Between 1979 and 2016 Johnson had released 16 singles. Of these, both “Love Train” and “Americanos” climbed to #4 on the UK charts in 1989. Both were tracks from his album Blast. In 1999 Johnson’s solo version of “The Power Of Love” from his Soulstream album climbed to #56 on the UK singles chart. In 2014 Holly Johnson released his fifth studio album, Europa. The album coincided with a 17-date Dancing With No Fear tour. That same year Johnson released his first live album, Unleashed From The Pleasuredome. In 2016 a song Johnson co-wrote was featured in the film, Eddie The Eagle, about the British skier Michael Edwards who represented his country in the 1988 Winter Olympics in Calgary, Alberta.
In 2004, with Holly Johnson disinterested in a reunion, original band members Paul Rutherford, Peter “Ped” Gill and Mark O’Toole staged the audition to find “new raw talent” for a lead vocalist for the band to perform at a charity concert at Wembley Stadium in November 2004. The winner was Ryan Molloy aged 28. In 2005, the same lineup, without originals Johnson and Nash, went on tour to a number of continental European cities. Jed O’Toole, an original FGTH bandmate from 1980-82 joined brother Mark O’Toole, Paul Rutherford, Peter Gill and Ryan Molloy. The reformed FGTH also performed at the Big Gay Out in Hyde Park in London. By 2007 the reformed Frankie Goes To Hollywood disbanded.

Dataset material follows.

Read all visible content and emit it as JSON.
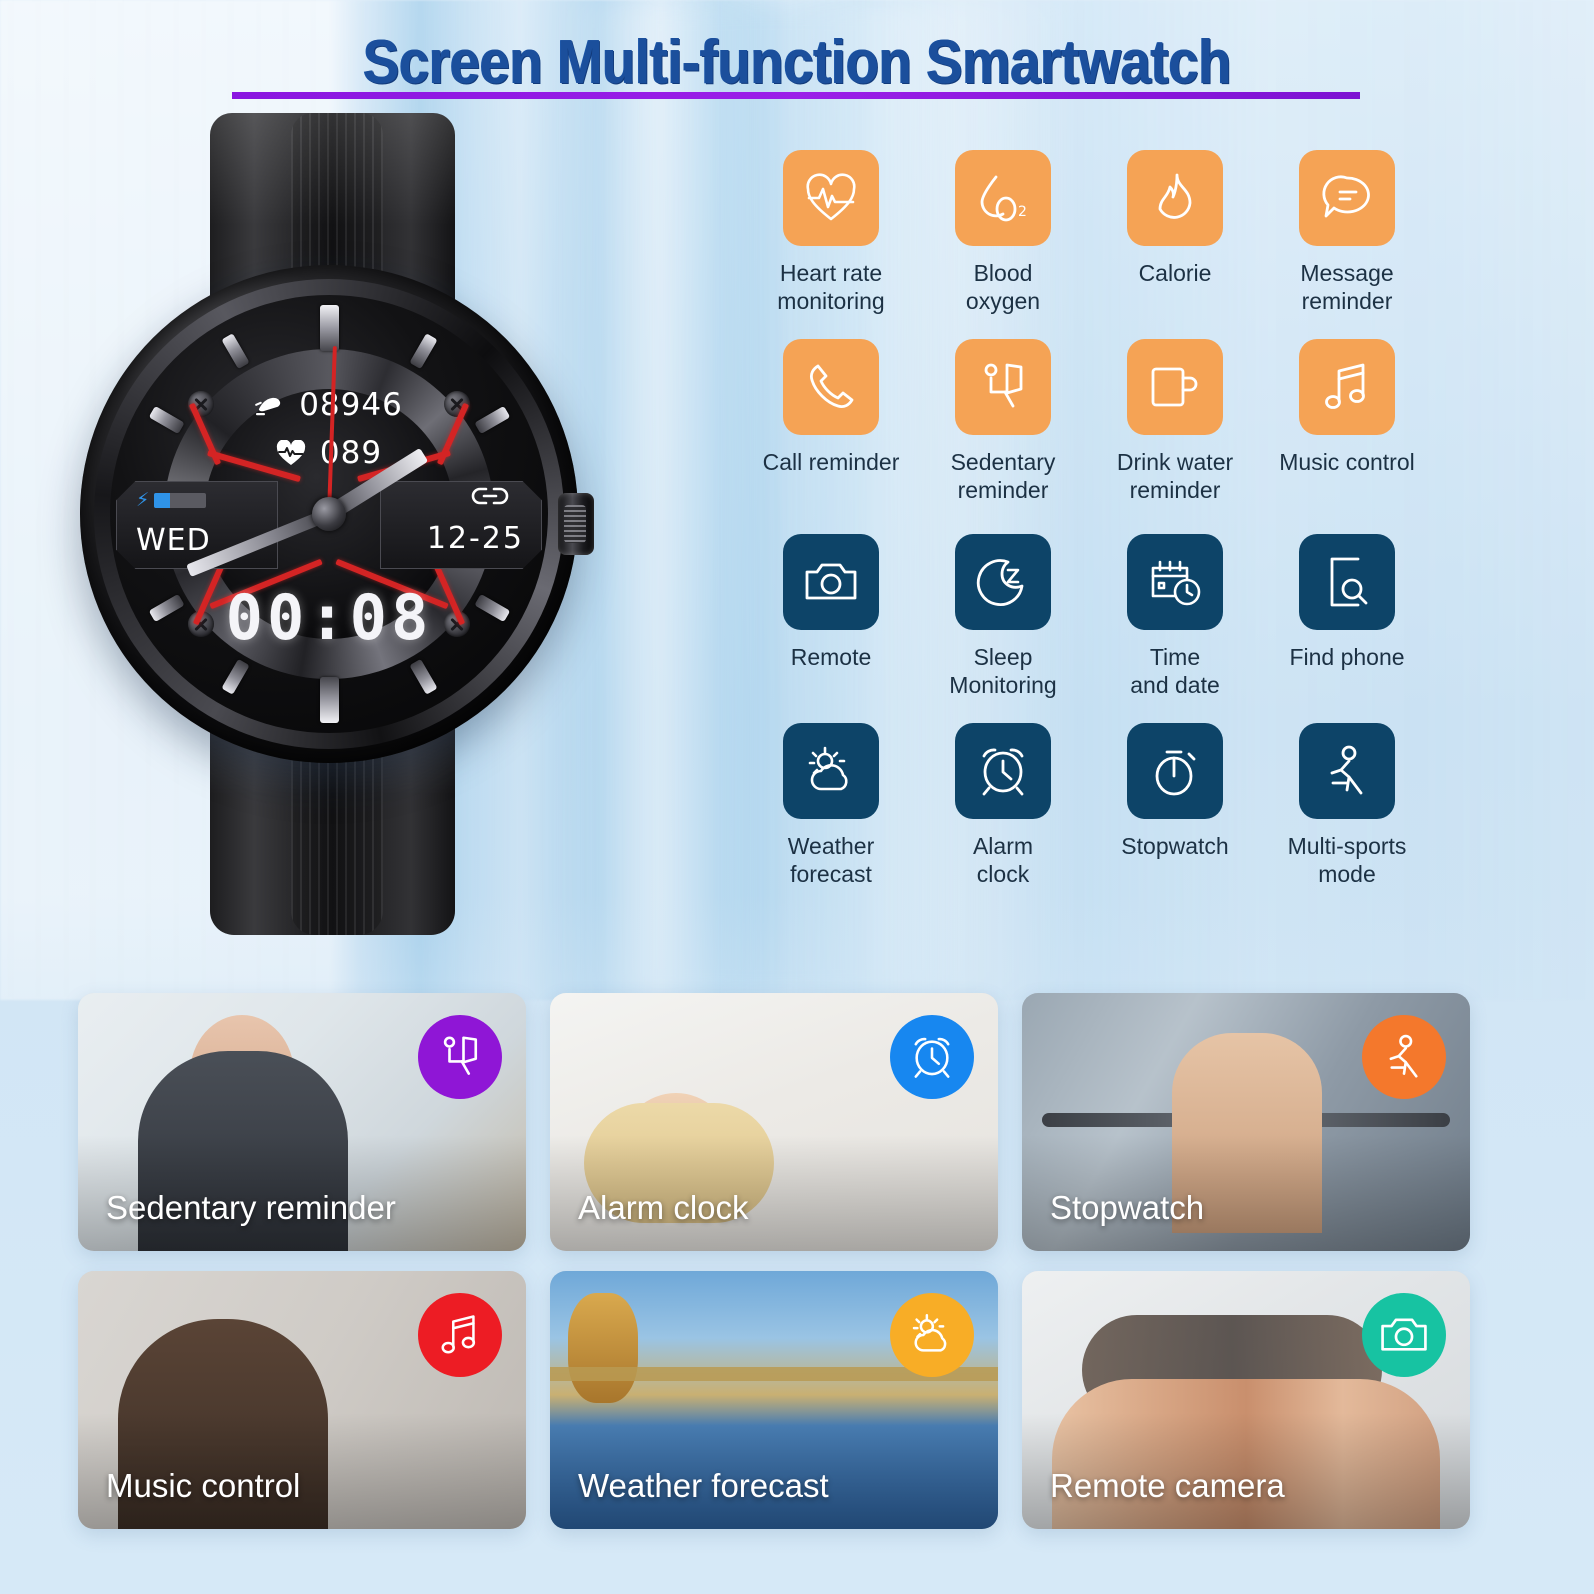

Between 1999 and 2017 Brian Nash released four solo albums. After Frankie Goes To Hollywood split, Peter Gill formed a band named Ltd. Noise. Paul Rutherford was the other gay member of the band and he eventually moved to New Zealand with his civil union partner Perry Newton. Paul Rutherford released “Get Real” which made the Top 50 UK singles chart in 1989. It was the first single release from his debut album Oh World. In 2010 Rutherford released his second album, The Cowboy Years.
March 3, 2019

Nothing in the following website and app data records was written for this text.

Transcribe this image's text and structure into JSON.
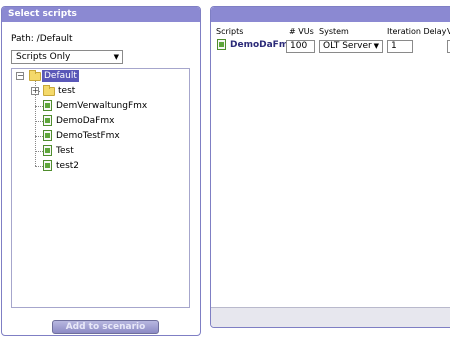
{
  "left_panel": {
    "title": "Select scripts",
    "path_label": "Path: /Default",
    "filter": {
      "selected": "Scripts Only"
    },
    "tree": {
      "root": "Default",
      "folder": "test",
      "scripts": [
        "DemVerwaltungFmx",
        "DemoDaFmx",
        "DemoTestFmx",
        "Test",
        "test2"
      ]
    },
    "add_button": "Add to scenario"
  },
  "right_panel": {
    "columns": [
      "Scripts",
      "# VUs",
      "System",
      "Iteration Delay",
      "V"
    ],
    "rows": [
      {
        "script": "DemoDaFmx",
        "vus": "100",
        "system": "OLT Server",
        "iteration_delay": "1"
      }
    ]
  },
  "colors": {
    "title_bar": "#8b89d2",
    "selection": "#5a58b8",
    "script_name": "#2b2a78"
  }
}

Paul Lester, “Frankie Goes To Hollywood: ‘No One Could Touch Us – People Were Scared’,” Guardian, August 28, 2014.
Holly Johnson.Biography, Holly Johnson Rocks.com.
Phil Taylor, “Frankie Goes to Waiheke,” New Zealand Herald, January 4, 2014.
Brian Nash Interview, Brighton Source, June 19, 2017.
Frankie Goes To Hollywood Mark O’Toole and Peter Gill Backstage Wembley, YouTube.com, January 1987.
Frankie’s New Vocalist Unveiled, BBC, October 31, 2004.
For more song reviews visit the Countdown.